- How Does Carbon Dating Work.
A vial with a sample is passed between two photomultipliers, and only when both devices register the flash of light that a count is made. Accelerator mass spectrometry AMS is a modern radiocarbon dating method that is considered to be the more efficient way to measure radiocarbon content of a sample. In this method, the carbon 14 content is directly measured relative to the carbon 12 and carbon 13 present. The method does not count beta particles but the number of carbon atoms present in the sample and the proportion of the isotopes. Not all materials can be radiocarbon dated.
Explainer: what is radiocarbon dating and how does it work?
Most, if not all, organic compounds can be dated. Samples that have been radiocarbon dated since the inception of the method include charcoal , wood , twigs, seeds , bones , shells , leather, peat , lake mud, soil , hair, pottery , pollen , wall paintings, corals, blood residues, fabrics , paper or parchment, resins, and water , among others. Physical and chemical pretreatments are done on these materials to remove possible contaminants before they are analyzed for their radiocarbon content. The radiocarbon age of a certain sample of unknown age can be determined by measuring its carbon 14 content and comparing the result to the carbon 14 activity in modern and background samples.
The principal modern standard used by radiocarbon dating labs was the Oxalic Acid I obtained from the National Institute of Standards and Technology in Maryland.
The Remarkable Metrological History of Radiocarbon Dating [II]
This oxalic acid came from sugar beets in When the stocks of Oxalic Acid I were almost fully consumed, another standard was made from a crop of French beet molasses. Over the years, other secondary radiocarbon standards have been made. Radiocarbon activity of materials in the background is also determined to remove its contribution from results obtained during a sample analysis. Background samples analyzed are usually geological in origin of infinite age such as coal, lignite, and limestone.
A radiocarbon measurement is termed a conventional radiocarbon age CRA. Scientists can determine how long ago an organism died by measuring how much carbon is left relative to the carbon Carbon has a half life of years, meaning that years after an organism dies, half of its carbon atoms have decayed to nitrogen atoms. Similarly, years after an organism dies, only one quarter of its original carbon atoms are still around.
Because of the short length of the carbon half-life, carbon dating is only accurate for items that are thousands to tens of thousands of years old. Most rocks of interest are much older than this.

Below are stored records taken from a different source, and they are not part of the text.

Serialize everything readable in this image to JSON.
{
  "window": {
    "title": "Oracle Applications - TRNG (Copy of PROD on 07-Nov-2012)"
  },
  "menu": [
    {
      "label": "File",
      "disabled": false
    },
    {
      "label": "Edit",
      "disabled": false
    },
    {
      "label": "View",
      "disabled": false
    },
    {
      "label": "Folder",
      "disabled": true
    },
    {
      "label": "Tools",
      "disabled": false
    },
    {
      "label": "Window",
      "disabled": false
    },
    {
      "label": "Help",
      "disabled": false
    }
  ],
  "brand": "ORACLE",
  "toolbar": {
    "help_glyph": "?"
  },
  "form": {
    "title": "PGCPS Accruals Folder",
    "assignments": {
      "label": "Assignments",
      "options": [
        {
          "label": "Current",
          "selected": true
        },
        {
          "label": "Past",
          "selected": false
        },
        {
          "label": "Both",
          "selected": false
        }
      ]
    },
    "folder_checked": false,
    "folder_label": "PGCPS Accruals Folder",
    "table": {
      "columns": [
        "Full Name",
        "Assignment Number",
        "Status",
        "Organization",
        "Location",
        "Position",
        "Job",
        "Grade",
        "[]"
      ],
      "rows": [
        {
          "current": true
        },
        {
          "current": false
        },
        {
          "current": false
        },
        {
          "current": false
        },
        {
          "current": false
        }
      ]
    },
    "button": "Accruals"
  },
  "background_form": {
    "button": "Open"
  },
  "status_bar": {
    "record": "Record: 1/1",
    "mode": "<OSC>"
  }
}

Geologists must therefore use elements with longer half-lives. For instance, potassium decaying to argon has a half-life of 1. Geologists measure the abundance of these radioisotopes instead to date rocks.